══ Material for this task
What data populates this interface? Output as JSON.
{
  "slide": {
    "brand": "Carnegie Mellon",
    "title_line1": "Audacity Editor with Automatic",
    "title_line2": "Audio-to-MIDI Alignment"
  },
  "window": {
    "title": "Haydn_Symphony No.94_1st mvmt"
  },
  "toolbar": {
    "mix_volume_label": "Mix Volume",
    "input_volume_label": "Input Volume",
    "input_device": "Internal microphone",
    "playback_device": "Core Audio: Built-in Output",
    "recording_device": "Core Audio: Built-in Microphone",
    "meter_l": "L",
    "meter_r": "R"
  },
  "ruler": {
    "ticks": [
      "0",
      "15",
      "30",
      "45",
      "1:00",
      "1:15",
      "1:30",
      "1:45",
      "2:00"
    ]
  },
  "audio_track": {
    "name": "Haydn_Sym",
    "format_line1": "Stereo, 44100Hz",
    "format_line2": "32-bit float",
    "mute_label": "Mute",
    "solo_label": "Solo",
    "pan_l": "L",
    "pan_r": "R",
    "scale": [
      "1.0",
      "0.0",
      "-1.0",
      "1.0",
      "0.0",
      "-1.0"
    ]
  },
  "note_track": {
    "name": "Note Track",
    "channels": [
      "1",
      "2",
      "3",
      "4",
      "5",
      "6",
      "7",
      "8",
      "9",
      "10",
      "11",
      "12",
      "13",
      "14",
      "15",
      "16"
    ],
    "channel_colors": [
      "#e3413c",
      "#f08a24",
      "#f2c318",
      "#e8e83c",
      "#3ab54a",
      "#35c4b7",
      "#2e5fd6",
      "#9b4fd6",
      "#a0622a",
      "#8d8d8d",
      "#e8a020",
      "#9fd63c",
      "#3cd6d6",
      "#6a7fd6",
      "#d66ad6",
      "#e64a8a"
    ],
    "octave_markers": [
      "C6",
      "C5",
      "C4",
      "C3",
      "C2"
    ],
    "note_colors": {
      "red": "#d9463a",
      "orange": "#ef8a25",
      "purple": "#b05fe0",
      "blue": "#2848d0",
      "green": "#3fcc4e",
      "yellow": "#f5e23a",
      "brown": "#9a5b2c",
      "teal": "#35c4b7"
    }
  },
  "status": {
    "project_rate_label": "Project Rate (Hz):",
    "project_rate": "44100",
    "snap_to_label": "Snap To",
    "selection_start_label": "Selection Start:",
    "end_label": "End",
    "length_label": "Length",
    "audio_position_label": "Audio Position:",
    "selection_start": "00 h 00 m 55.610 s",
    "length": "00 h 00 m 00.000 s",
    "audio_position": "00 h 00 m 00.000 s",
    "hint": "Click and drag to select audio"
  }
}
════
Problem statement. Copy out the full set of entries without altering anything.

Response to the exercise.
What data populates this interface? Output as JSON.
{
  "slide": {
    "brand": "Carnegie Mellon",
    "title_line1": "Audacity Editor with Automatic",
    "title_line2": "Audio-to-MIDI Alignment"
  },
  "window": {
    "title": "Haydn_Symphony No.94_1st mvmt"
  },
  "toolbar": {
    "mix_volume_label": "Mix Volume",
    "input_volume_label": "Input Volume",
    "input_device": "Internal microphone",
    "playback_device": "Core Audio: Built-in Output",
    "recording_device": "Core Audio: Built-in Microphone",
    "meter_l": "L",
    "meter_r": "R"
  },
  "ruler": {
    "ticks": [
      "0",
      "15",
      "30",
      "45",
      "1:00",
      "1:15",
      "1:30",
      "1:45",
      "2:00"
    ]
  },
  "audio_track": {
    "name": "Haydn_Sym",
    "format_line1": "Stereo, 44100Hz",
    "format_line2": "32-bit float",
    "mute_label": "Mute",
    "solo_label": "Solo",
    "pan_l": "L",
    "pan_r": "R",
    "scale": [
      "1.0",
      "0.0",
      "-1.0",
      "1.0",
      "0.0",
      "-1.0"
    ]
  },
  "note_track": {
    "name": "Note Track",
    "channels": [
      "1",
      "2",
      "3",
      "4",
      "5",
      "6",
      "7",
      "8",
      "9",
      "10",
      "11",
      "12",
      "13",
      "14",
      "15",
      "16"
    ],
    "channel_colors": [
      "#e3413c",
      "#f08a24",
      "#f2c318",
      "#e8e83c",
      "#3ab54a",
      "#35c4b7",
      "#2e5fd6",
      "#9b4fd6",
      "#a0622a",
      "#8d8d8d",
      "#e8a020",
      "#9fd63c",
      "#3cd6d6",
      "#6a7fd6",
      "#d66ad6",
      "#e64a8a"
    ],
    "octave_markers": [
      "C6",
      "C5",
      "C4",
      "C3",
      "C2"
    ],
    "note_colors": {
      "red": "#d9463a",
      "orange": "#ef8a25",
      "purple": "#b05fe0",
      "blue": "#2848d0",
      "green": "#3fcc4e",
      "yellow": "#f5e23a",
      "brown": "#9a5b2c",
      "teal": "#35c4b7"
    }
  },
  "status": {
    "project_rate_label": "Project Rate (Hz):",
    "project_rate": "44100",
    "snap_to_label": "Snap To",
    "selection_start_label": "Selection Start:",
    "end_label": "End",
    "length_label": "Length",
    "audio_position_label": "Audio Position:",
    "selection_start": "00 h 00 m 55.610 s",
    "length": "00 h 00 m 00.000 s",
    "audio_position": "00 h 00 m 00.000 s",
    "hint": "Click and drag to select audio"
  }
}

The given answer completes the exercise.